But back to it. What would a New Romantic be like? Well, I think that the current state of the world (and by world I mean the U.S. since I don't know much about the rest of the world, which is anti-Romantic as well as just plain ignorant of me) seems to be one of reeling, discombobulated reaction to the sudden inundation of technology and information. Rent calls the 90's "the information age" and, alternatively, "the isolated age" - which seems like a paradox until you realize it's completely true.
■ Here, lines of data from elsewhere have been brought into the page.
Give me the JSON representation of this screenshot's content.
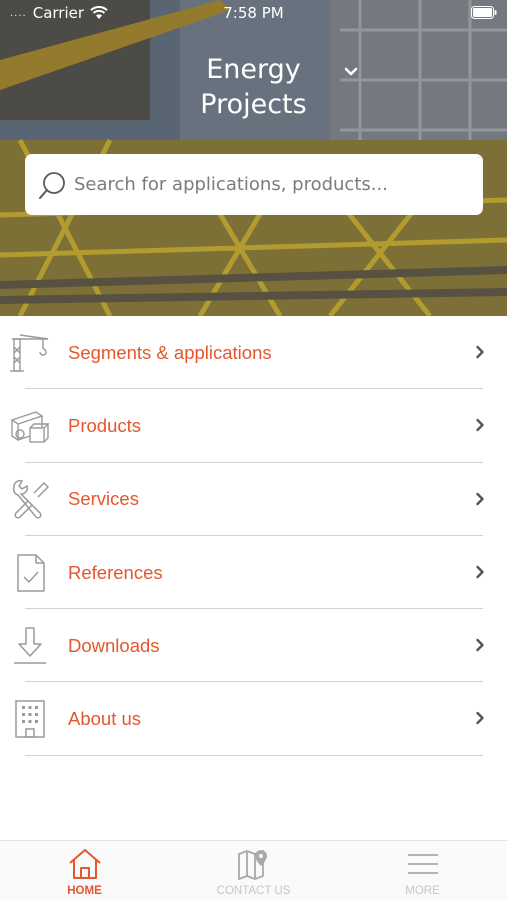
{
  "status_bar": {
    "signal_dots": "....",
    "carrier": "Carrier",
    "time": "7:58 PM",
    "wifi_icon": "wifi-icon",
    "battery_icon": "battery-icon"
  },
  "header": {
    "title_line1": "Energy",
    "title_line2": "Projects",
    "dropdown_icon": "chevron-down-icon"
  },
  "search": {
    "placeholder": "Search for applications, products...",
    "icon": "search-icon"
  },
  "menu": {
    "items": [
      {
        "label": "Segments & applications",
        "icon": "crane-icon"
      },
      {
        "label": "Products",
        "icon": "products-icon"
      },
      {
        "label": "Services",
        "icon": "tools-icon"
      },
      {
        "label": "References",
        "icon": "document-check-icon"
      },
      {
        "label": "Downloads",
        "icon": "download-icon"
      },
      {
        "label": "About us",
        "icon": "building-icon"
      }
    ]
  },
  "tab_bar": {
    "tabs": [
      {
        "label": "HOME",
        "icon": "home-icon",
        "active": true
      },
      {
        "label": "CONTACT US",
        "icon": "map-pin-icon",
        "active": false
      },
      {
        "label": "MORE",
        "icon": "hamburger-menu-icon",
        "active": false
      }
    ]
  },
  "colors": {
    "accent": "#e4572e",
    "icon_gray": "#9a9a9a",
    "separator": "#d2d2d2",
    "tab_inactive": "#c6c6c6"
  }
}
We live in a world, as Sarah was saying only the other day, in which you can talk to anyone and get all the information you could possibly desire, and yet you will be spending most of your time alone with your computer (or your guitar, if you're Roger). The Romantics reacted to the French Revolution, the hope of some new world order that collapsed into chaos, so that failure haunts them, and they are sandwiched between that and the Napoleonic Wars, where the government takes a strong arm but doesn't always make the best choices, and if you don't play the game, you probably won't be heard. The Romantics realized, through all of this, that being people of the world was important - Byron traveled all over Europe. We talk now about becoming Global, but a lot of us don't really want to get involved with other countries or think about the world in terms of something larger than the U.S. Which is frightening, and I understand it. Who can comprehend everything? I'm not saying that Byron was really that into other people and cultures, really I think he was a snob, but the idea is there.
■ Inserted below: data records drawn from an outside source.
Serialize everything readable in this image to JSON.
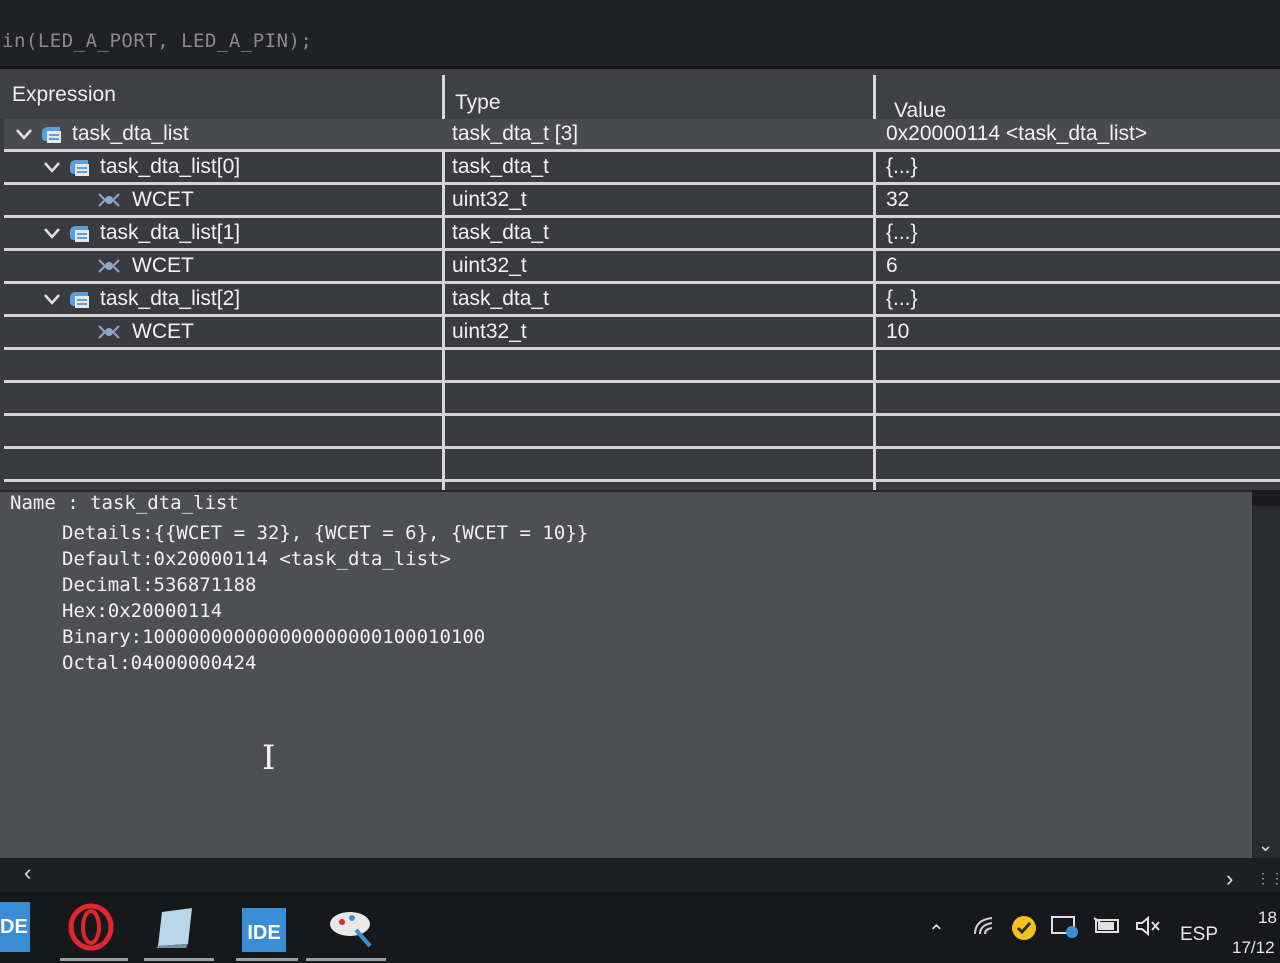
{
  "editor": {
    "code_line": "in(LED_A_PORT, LED_A_PIN);"
  },
  "expressions": {
    "columns": {
      "expression": "Expression",
      "type": "Type",
      "value": "Value"
    },
    "rows": [
      {
        "name": "task_dta_list",
        "type": "task_dta_t [3]",
        "value": "0x20000114 <task_dta_list>",
        "level": 0,
        "icon": "struct-icon"
      },
      {
        "name": "task_dta_list[0]",
        "type": "task_dta_t",
        "value": "{...}",
        "level": 1,
        "icon": "struct-icon"
      },
      {
        "name": "WCET",
        "type": "uint32_t",
        "value": "32",
        "level": 2,
        "icon": "variable-icon"
      },
      {
        "name": "task_dta_list[1]",
        "type": "task_dta_t",
        "value": "{...}",
        "level": 1,
        "icon": "struct-icon"
      },
      {
        "name": "WCET",
        "type": "uint32_t",
        "value": "6",
        "level": 2,
        "icon": "variable-icon"
      },
      {
        "name": "task_dta_list[2]",
        "type": "task_dta_t",
        "value": "{...}",
        "level": 1,
        "icon": "struct-icon"
      },
      {
        "name": "WCET",
        "type": "uint32_t",
        "value": "10",
        "level": 2,
        "icon": "variable-icon"
      }
    ]
  },
  "details": {
    "name_line": "Name : task_dta_list",
    "details_line": "Details:{{WCET = 32}, {WCET = 6}, {WCET = 10}}",
    "default_line": "Default:0x20000114 <task_dta_list>",
    "decimal_line": "Decimal:536871188",
    "hex_line": "Hex:0x20000114",
    "binary_line": "Binary:100000000000000000000100010100",
    "octal_line": "Octal:04000000424"
  },
  "taskbar": {
    "ide_left_label": "DE",
    "ide_label": "IDE",
    "language": "ESP",
    "time_partial": "18",
    "date_partial": "17/12"
  }
}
So, what I think New Romanticism will be like, artistically, politically, ecumenically, hygienically, this: New Romantics will be more globally conscious, trying to connect the world physically rather than just 'informationally', and maybe even culturally; they'll be more radical in some ways, probably not traditionally conservative, but they'll appreciate the traditions (our Judeo-Christian heritage, as the text books like to call it), or maybe they won't; I think art will become more fantasy centered, perhaps - will be unafraid to experiment in mixing genres and using older forms, stories, inspirations, etc...; I think the New Romantics will be artistic scientists and scientific artists; they'll want to change the world and they'll be egocentric enough to think that they can - and I think that we've already started to see that - to my mind that's the Pres. in a nutshell. They're going to be so Romantic - and there will be those who ascribe to the ironic side of it, but I think the New Romanticists will be much more ironic in their Romanticism than their predecessors generally were. But to be honest, I think we'll need the moving/shaking power of Romantics in order to improve the things that the post-moderns know will never be improved because like all institutionalized philosophies and regimented ideas, they've become a Catch 22 system. (Like our educational system, or so I hear from Sarah) - or from the current literary critics who think that the Humanities won't survive in the University. Where will we go?
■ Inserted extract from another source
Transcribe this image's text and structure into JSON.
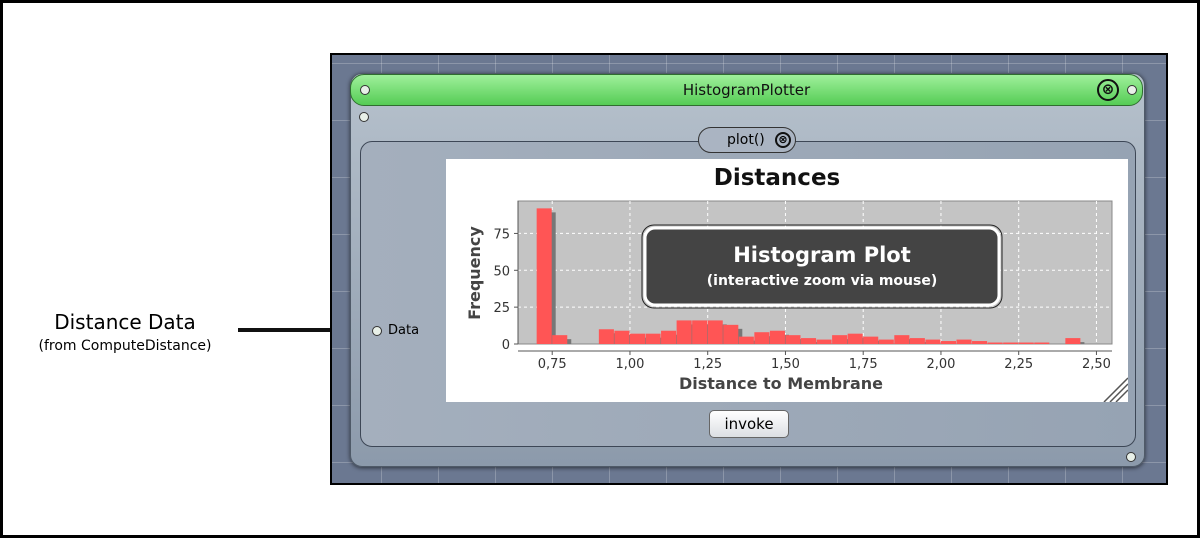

We'll have to look to the Transcendentalists, who really are just Romantics in disguise.

1 comment:

  1. Hi, I do think postmodernism is played out, and that our contemporary culture plays to a different tune. You may be interested in my new book "Digimodernism: How New Technologies Dismantle the Postmodern and Reconfigure our Culture", out now with Continuum.